This comprises three books:
- WRITE. PUBLISH. REPEAT.: The No-Luck-Required Guide to Self-Publishing Success - Sean Platt & Johnny B. Truant
- LET'S GET DIGITAL: How To Self-Publish, And Why You Should - David Gaughran
- HOW TO MARKET A BOOK - Joanna Penn
Unusually for me, I am mentioning this even though I haven’t actually opened it yet. A supreme act of faith? Perhaps, but one that is based on experience.
I’ve read some of Johnny B. Truant’s stuff and found it useful despite the fact that I don’t care for his writing style that much. But my main point of reference is the (updated) How to Market a Book, by Joanna Penn.
I have a few of her books, including the first edition of How to Market a Book, and find them very useful indeed: full of good advice and plenty of links. What I especially like about her books is their honesty: “I tried this and lost a load of money” (I’m paraphrasing), and the fact that she never says, as far as I know, “Do this and in six weeks you’ll be a millionaire”.

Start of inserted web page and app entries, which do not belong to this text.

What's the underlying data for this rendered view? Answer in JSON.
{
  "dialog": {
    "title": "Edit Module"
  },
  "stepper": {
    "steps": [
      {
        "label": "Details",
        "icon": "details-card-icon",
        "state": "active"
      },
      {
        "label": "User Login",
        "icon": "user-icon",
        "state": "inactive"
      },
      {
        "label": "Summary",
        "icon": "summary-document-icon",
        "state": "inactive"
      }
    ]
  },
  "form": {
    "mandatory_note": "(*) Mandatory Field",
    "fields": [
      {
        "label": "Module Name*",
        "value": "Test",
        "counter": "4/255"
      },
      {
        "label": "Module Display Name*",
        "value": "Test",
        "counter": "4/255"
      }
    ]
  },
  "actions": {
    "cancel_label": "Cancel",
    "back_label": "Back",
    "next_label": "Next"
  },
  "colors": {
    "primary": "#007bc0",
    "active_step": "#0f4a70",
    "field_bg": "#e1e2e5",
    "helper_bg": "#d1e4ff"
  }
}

I aim to review this fully as soon as possible, but at the moment the whole pack, comprising all three books, is available for £0.77, so you have almost nothing to lose.
The other book I wanted to mention is Business for Authors, also by Joanna Penn.
Again, I haven’t finished reading it, so this isn’t a full review. So far, I’m impressed. I’ve read loads of books on making money as a writer, and they tend to go into things like finding work and pitching for big money clients. What I like about this book though is its clear guidance on the nitty-gritty of running a business as a writer.
For example, she talks about the different kinds of income streams you can start to enjoy. Other authors mention this in an airy-fairy kind of way, but this book gives concrete examples, with links and other information (such as how to turn your book into an audio book).
Well worth buying – there are e-book versions too if you prefer.
I love books that you can dip into, and I am always interested in what writers have to say about their craft. Jurgen Wolff’s Your Creative Writing Masterclass has proved to be highly rewarding on both counts.
The book is organised into 6 sections, each of which contains several chapters. The sections are Finding Inspiration, Characters Come To Life, Shaping the Story, Finding Your Style, The Process, and The Writing Life.
As someone who writes mainly non-fiction, I was unsure whether parts of the book what be relevant to my needs. In a sense, they aren’t, since I’m not concerned with things like developing characters. However, even those chapters can be useful for the non-fiction writer.
There's plenty of useful advice in these pages
For example, if you are writing a profile of someone, you might consider taking Kurt Vonnegut’s advice to his creative writing classes students:
“… to make their characters want something right away – even if it’s only a glass of water. Characters paralyzed by the meaningless of modern life still have to drink water from time to time.”
In a more general sense, I find that reading what the great writers have to say on all aspects of writing quite interesting. I am convinced that my writing will improve by reading their advice, perhaps by some process of osmosis, which the OED defines as:
“A process resembling osmosis, esp. the gradual and often unconscious assimilation or transfer of ideas, knowledge, influences, etc.”
Perhaps more directly useful are the chapters dealing with writer’s block, criticism and money.
As well as quotes aplenty, the book also contains a section at the end of each chapter called “From advice to action!”, in which the author suggests a few practical exercises or things to think about.
I’m extremely impressed at how much research has gone into the writing of this book. It features the advice of over 150 writers, both modern and not so modern.
An index of authors would have been useful, but there is a list of authors featured in each chapter.
I think that buying this book would be money well spent. If you’re a beginning writer you will be able to benefit from the wisdom of those who have trodden the path before you. If you are a seasoned writer, it may help you gain a different perspective, or perhaps remind you of a way of looking at an issue (eg bad reviews) that you might not have considered.